Key response: self-interest correctly understood, and “sympathy”

It is problematic to pose such a “death drive” or delirious desire of power, or any other name designating a purely irrational urge, as primary force within human beings. How could the evolution of the Darwinian man permit the emergence of such a drive? Without going too far in this debate, we can affirm that if this impulse toward death or domination exist, it is thwarted by self-interest correctly understood, an understanding which shows the impasse to which the delirious will to power is leading. We can therefore affirm, opposite to the desire of domination, both the need for the organism to assure its survival (and thus avoid suicidal behavior) and from the moral point of view, the desire to relate and unite itself to the Other. This is sympathy in the strong sense of the word, as put forth by Rousseau.

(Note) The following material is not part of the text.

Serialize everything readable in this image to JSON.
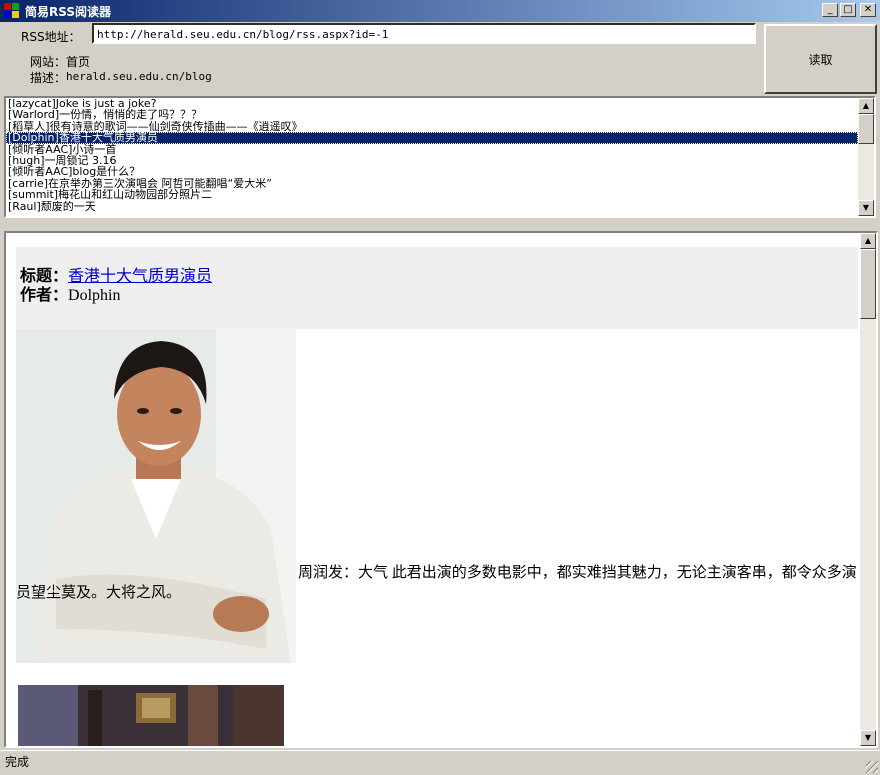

 With regard to conspiracy theories, I adhere to the idea of Socrates: “No one is mean voluntarily”. The powerful, even if the objective result of their behavior is oppression, have moral dispositions like any one else, that is to say shared between egoism, desire and altruism. I refuse to demonize them. Nevertheless, this attitude does not prevent me from staying open-minded and advocating contradictory debate, wherein conspiracy theories may be discussed rationally.

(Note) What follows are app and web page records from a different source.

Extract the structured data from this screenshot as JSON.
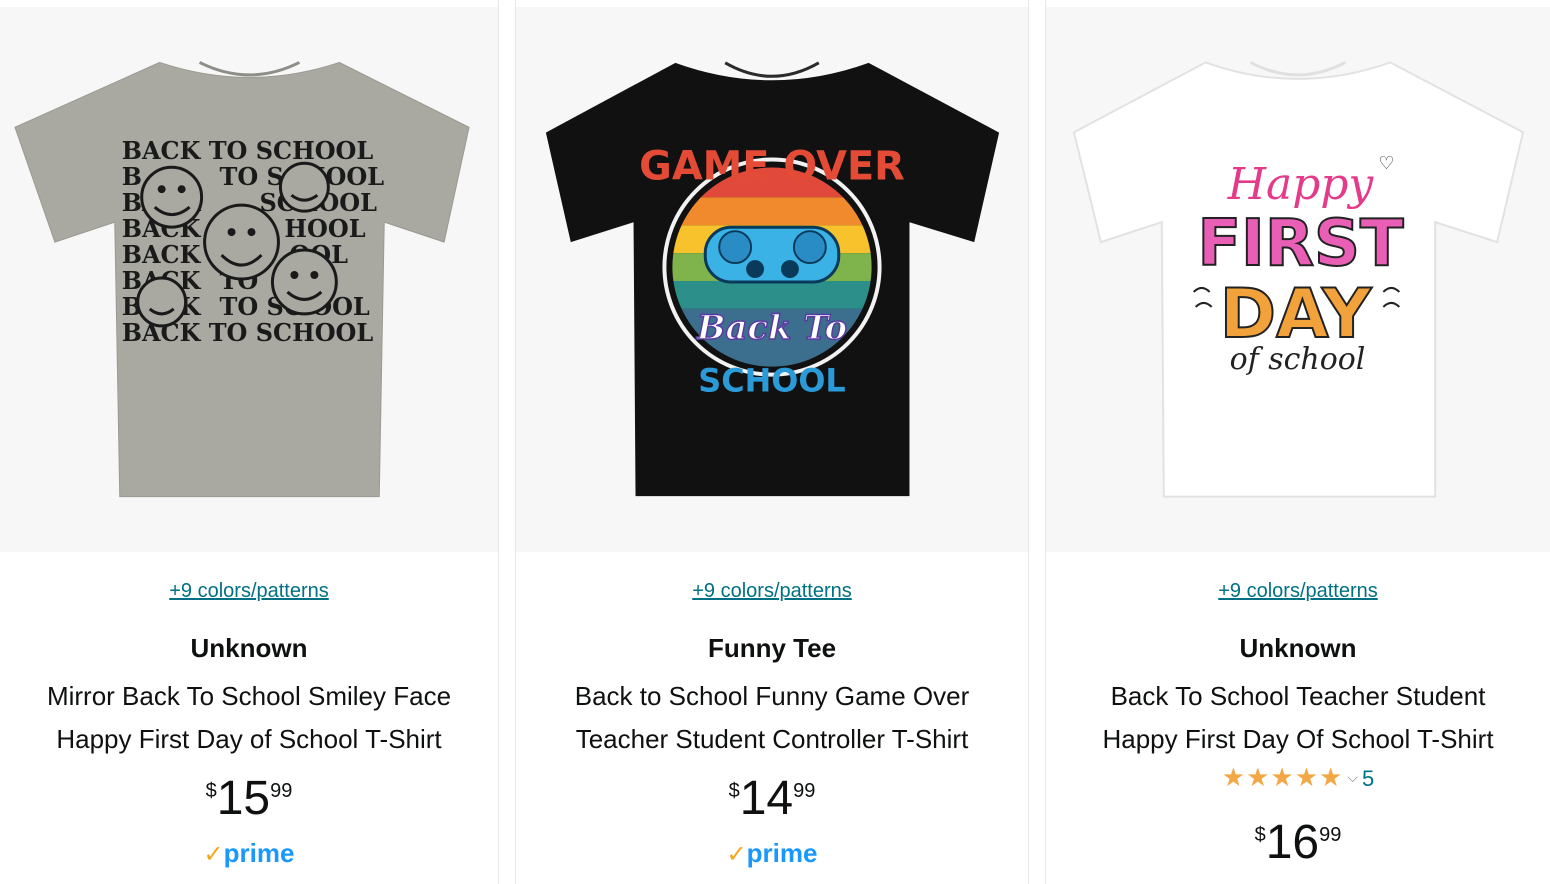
{
  "products": [
    {
      "swatch_text": "+9 colors/patterns",
      "brand": "Unknown",
      "title_line1": "Mirror Back To School Smiley Face",
      "title_line2": "Happy First Day of School T-Shirt",
      "price_symbol": "$",
      "price_whole": "15",
      "price_fraction": "99",
      "prime_label": "prime",
      "shirt_color": "#a9a9a2",
      "print_text": "BACK TO SCHOOL"
    },
    {
      "swatch_text": "+9 colors/patterns",
      "brand": "Funny Tee",
      "title_line1": "Back to School Funny Game Over",
      "title_line2": "Teacher Student Controller T-Shirt",
      "price_symbol": "$",
      "price_whole": "14",
      "price_fraction": "99",
      "prime_label": "prime",
      "shirt_color": "#111111",
      "print_top": "GAME OVER",
      "print_mid": "Back To",
      "print_bottom": "SCHOOL"
    },
    {
      "swatch_text": "+9 colors/patterns",
      "brand": "Unknown",
      "title_line1": "Back To School Teacher Student",
      "title_line2": "Happy First Day Of School T-Shirt",
      "rating_stars": "★★★★★",
      "rating_value": 5,
      "rating_count": "5",
      "price_symbol": "$",
      "price_whole": "16",
      "price_fraction": "99",
      "shirt_color": "#ffffff",
      "print_top": "Happy",
      "print_mid1": "FIRST",
      "print_mid2": "DAY",
      "print_bottom": "of school"
    }
  ],
  "colors": {
    "link": "#007185",
    "star": "#f3a847",
    "prime_blue": "#1a98ff",
    "prime_check": "#f7a51c"
  },
  "icons": {
    "prime_check": "checkmark-icon",
    "rating_dropdown": "chevron-down-icon",
    "star": "star-icon"
  }
}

We are witnessing a struggle, going on inside of individuals and inside of groups, between irrational forces and the forces of reason. This apparently banal remark runs counter to the majority of ideas currently in vogue, which, as we’ve seen, presuppose a sort of impossibility to find any understanding and amity between adversaries.

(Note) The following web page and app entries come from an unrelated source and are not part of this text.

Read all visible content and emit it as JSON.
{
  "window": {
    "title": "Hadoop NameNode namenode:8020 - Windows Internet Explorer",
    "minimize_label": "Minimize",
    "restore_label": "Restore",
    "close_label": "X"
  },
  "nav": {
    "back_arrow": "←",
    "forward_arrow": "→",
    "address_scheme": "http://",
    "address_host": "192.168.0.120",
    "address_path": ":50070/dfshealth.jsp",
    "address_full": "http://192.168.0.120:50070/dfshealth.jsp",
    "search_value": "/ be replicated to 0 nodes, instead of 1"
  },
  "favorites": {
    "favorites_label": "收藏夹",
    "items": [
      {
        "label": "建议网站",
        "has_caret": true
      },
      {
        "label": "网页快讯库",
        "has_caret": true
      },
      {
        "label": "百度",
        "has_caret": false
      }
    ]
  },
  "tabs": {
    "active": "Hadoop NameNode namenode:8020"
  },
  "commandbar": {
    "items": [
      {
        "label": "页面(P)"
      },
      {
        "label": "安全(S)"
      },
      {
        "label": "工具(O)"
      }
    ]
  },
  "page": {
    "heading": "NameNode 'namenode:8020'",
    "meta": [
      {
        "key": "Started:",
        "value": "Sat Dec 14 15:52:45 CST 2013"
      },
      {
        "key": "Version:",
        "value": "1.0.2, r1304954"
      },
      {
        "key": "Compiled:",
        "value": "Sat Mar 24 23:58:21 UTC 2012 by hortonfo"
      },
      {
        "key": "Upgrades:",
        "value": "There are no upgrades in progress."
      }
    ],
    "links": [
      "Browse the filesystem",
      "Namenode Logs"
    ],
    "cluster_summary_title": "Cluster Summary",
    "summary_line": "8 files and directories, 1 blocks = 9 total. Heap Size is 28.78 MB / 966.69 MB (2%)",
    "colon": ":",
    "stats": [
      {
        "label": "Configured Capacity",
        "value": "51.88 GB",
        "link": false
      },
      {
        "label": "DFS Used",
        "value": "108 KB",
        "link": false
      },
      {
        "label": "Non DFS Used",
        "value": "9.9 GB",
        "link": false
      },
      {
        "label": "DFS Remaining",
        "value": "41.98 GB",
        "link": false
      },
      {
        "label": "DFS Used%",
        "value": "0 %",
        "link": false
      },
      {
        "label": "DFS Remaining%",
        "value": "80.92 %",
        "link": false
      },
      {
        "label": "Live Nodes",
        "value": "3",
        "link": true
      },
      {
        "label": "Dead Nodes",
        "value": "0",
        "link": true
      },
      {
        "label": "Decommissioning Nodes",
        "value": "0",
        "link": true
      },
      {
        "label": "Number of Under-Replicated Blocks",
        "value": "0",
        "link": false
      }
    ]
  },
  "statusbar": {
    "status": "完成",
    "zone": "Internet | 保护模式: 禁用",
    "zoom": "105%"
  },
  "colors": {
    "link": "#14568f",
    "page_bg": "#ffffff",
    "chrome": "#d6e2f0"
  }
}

Contrary to what the tenants of irremediable conflict claim, I think that forces pushing people toward dialogue and the establishment of harmonious relations exist everywhere. Nevertheless, in contrast to the utopian naïveté of dialogue without obstacles, we must also recognize the existence or important forces that tend to split us apart and sometimes kill dialogue. This essentially in two sets of circumstances:

 The unilateral exercise of force

 The rarity of resources

These configurations render active tolerance inoperable. Confronted with racist enslavers, or insane exterminators, discussion is not the solution! Obviously, I am distinguishing here between acts and ideas. For active tolerance, we must do everything possible to bring about rational debate, including when dealing with fascist or racist theories. It’s only when ideas pass into action that discussion is no longer proper. As Vidal-Naquet said, “one fights an Eichmann armed with paper with paper, one fights an Eichmann armed with weapons with weapons.” I have outlined in this article a non-violent path, and contested that conflicts of class, of nations, of civilizations, can be reduced—outside extreme cases—by rational discussion. A better understanding of the egotistical spirit of self-interest and the moral exigency of goodwill recognizes them as forces that move us toward a sense of rationality.

[1] Pages 107-108, in Max Weber, conférence « Le métier et la vocation de savant » (1919), in Le savant et le politique, trad. J. Freund, 10/18. 1996.

[2] Page 190, Adela Cortina, article sur « L’éthique de la discussion » in Les philosophies politiques contemporaines (sous la dir. d’ Alain Renaut), Calmann-Lévy 1999.

[3] Page 161-162, Sylvie Mesure, article sur « Rationalisme et faillibilisme », in Les philosophies politiques contemporaines, op.cit.